My name is Elizabeth Crowley, and I am the New York City Council Member for the 30th District, representing the Queens neighborhoods of Glendale, Maspeth, Middle Village, Ridgewood, and parts of Woodside and Woodhaven.
New York City is currently facing what can only be called a “crisis.” As of today, there are over 58,000 individuals living just in New York City shelters alone, and that number is climbing each and every day. With thousands more homeless New Yorkers not even in shelters, but living on the streets, our City is currently experiencing levels of homelessness not seen in a generation.
I commend our state legislature for holding today’s hearing, for committing $30 million in this year’s budget to support homeless services, and for allowing New York City to access Temporary Assistance for Needy Families (TANF) program funding to keep struggling families in their homes and out of shelters.
If we are serious about addressing this crisis, we need to be providing immediate help to families in the form of rental subsidies and permanent affordable housing.
The sharp increase in New York City’s homeless population is no accident. It began happening precisely after the state cut funding to the rental subsidy Advantage program, prompting the City to follow suit and close the program all together.
Programs like Advantage represented exactly the right approach to tackling homelessness. Through Advantage, families were provided with up to two years of rent subsidies to help participants get back on their feet, as long as they worked at least 20 hours a week and covered 30% to 40% of their rent.
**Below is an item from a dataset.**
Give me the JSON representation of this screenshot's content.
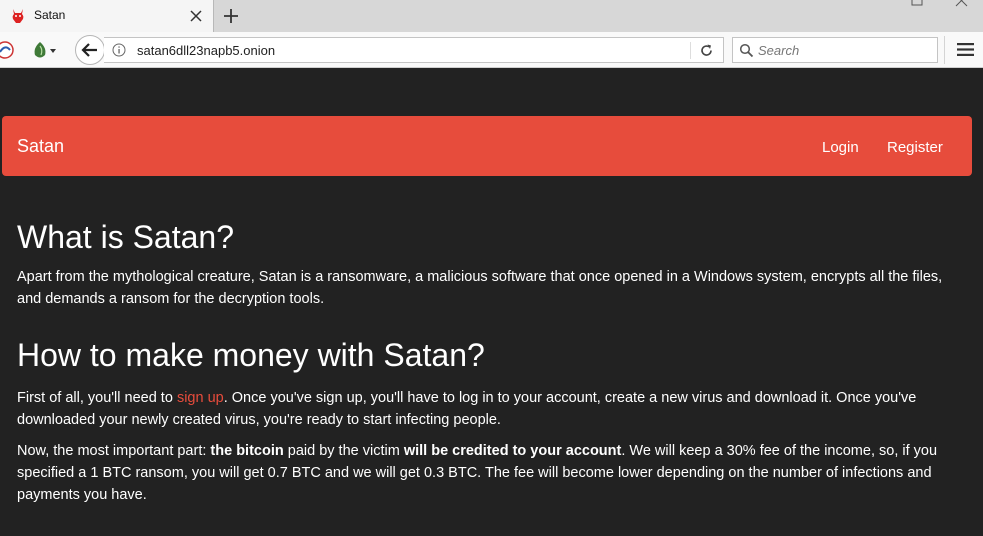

At the time of the program’s elimination in spring 2011, over 18,700 New Yorkers people made up the 6,482 households that were receiving rent subsidies – with the City shelter population just under 40,000. The City DHS Commissioner even attested that over 90% of those who completed the subsidy period remained in the community and out of shelters.
In just a few short years since the end of this subsidy, the homeless population has increased nearly 50% and, just as City administration officials warned when the state funding was cut, the City has moved to open dozens of new homeless shelter to accommodate the population.
One of the proposed sites for a new shelter is right in the heart of a very residential portion of my district, on land that myself and other community advocates have been working to transform into a school to relieve the record overcrowding in our school district.
Shelters like the $27 million Samaritan Village project proposed in my district, in a building that would take years to rehabilitate, does not meet the immediate need for our City’s homeless population and places an undue burden on our community.
Mayor de Blasio has committed to preserve and create 200,000 units of affordable housing over the next 10 years. He has also introduced an $80 million proposal to reintroduce rental subsidies for hundreds of families facing homelessness.
Sadly, this is still not enough money to significantly reduce homelessness in New York. That is why New York State must reinstate a strong commitment to housing subsidies in New York City. By working with the City, we need to revive a robust voucher program that will responsibly fulfill our legal and moral obligation to house all New Yorkers.
As the legislature today weighs the depth of our homelessness crisis, I urge all my colleagues in state government to understand the sustainable solutions. Building more shelters anywhere in New York City is not one of them. Unless we do more to address the exploding homeless population at its root, I fear for the well-being of thousands of needy New Yorkers, and for communities already struggling to serve it existing residents.
Thank you for your time.